The Ames City Council makes numerous decisions that affect one’s everyday life. Such as parking, water, sewer, sidewalks, noise ordinance, Ames police and other matters.

If you live off-campus, you most likely have to pay your water bill or electricity through the city of Ames, which is directly related to the Ames City Council. 

“Local elections are really important for folks because local government is where we are most likely to touch government,” said Karen Kedrowski, director of Catt Center for Women in Politics. “It’s the local government that makes sure that we have water, sewer, garbage pickup and noise ordinances, I mean the kind of things that really dictate our lives.” 

The school board election is also taking place on Nov. 2. This year, seven candidates are vying for three spots. 

The school board is crucial for future teachers; this will indicate what kind of preparation their future students will have in terms of the priorities and policies, Kedrowksi said. 

“School board elections are very important,” Kedrowski said. “In Ames this year, they are especially important because it’s really a schism along the lines of prioritizing masking, COVID-19 and issues of diversity.”

College students who go to school outside of their hometown can choose between voting in their college town or hometown elections. 

“For college students, we spend nine to ten months a year in our college towns, so this is really our community, so we should be voting in our local elections at college,” said Rachel Junck,  Iowa State business graduate student and Ward 4 Rep.“I think a good rule of thumb is to vote where you sleep on election night.”

Half of Ames’s population is Iowa State students, so it’s important that we have a say in the local elections, Junck said.

“Typically local elections turnout, especially when they are not connected to another major election like a midterm or presidential elections, is significantly lower,” Kedrowski said.

Voter turnout could range anywhere from 10 percent to 15 percent. In the 2018 election, turnout was unusual, especially with the increase of young voters, Kedrowski said. 

Want to vote but are not sure how? There are a variety of resources to help you register to vote, find candidate information and polling locations. 

On campus, the Student Government Civic Engagement Committee has been at work providing students with voting information. From tabling outside Parks Library to hosting local forums, the committee has been raising voter awareness. 

“We like making [voting] information more accessible and easier to understand because I think that can be really hard to navigate, especially if you’ve no idea what you’re looking for,” said Sonja Paulson, junior in marketing and Civic Engagement Committee chair. 

To find more information on candidates and voting the League of Women is a non-partisan website with information on registering to vote and candidate information. 

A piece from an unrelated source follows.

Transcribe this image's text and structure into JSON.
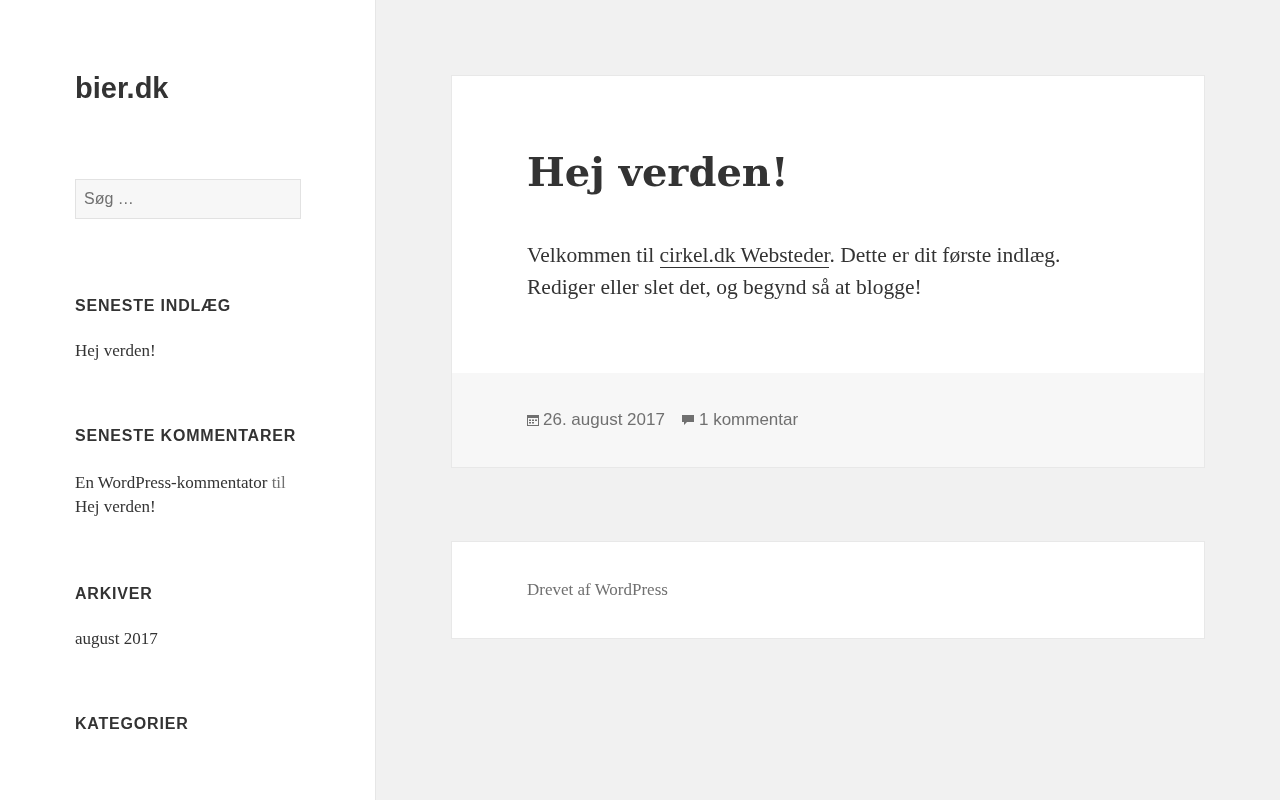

For specific questions about voting, visit the Iowa Secretary of State website.  

“Go out and vote even if you don’t think it matters; if you can’t think of why it personally affects you, it personally affects someone that you know,” said Paulson.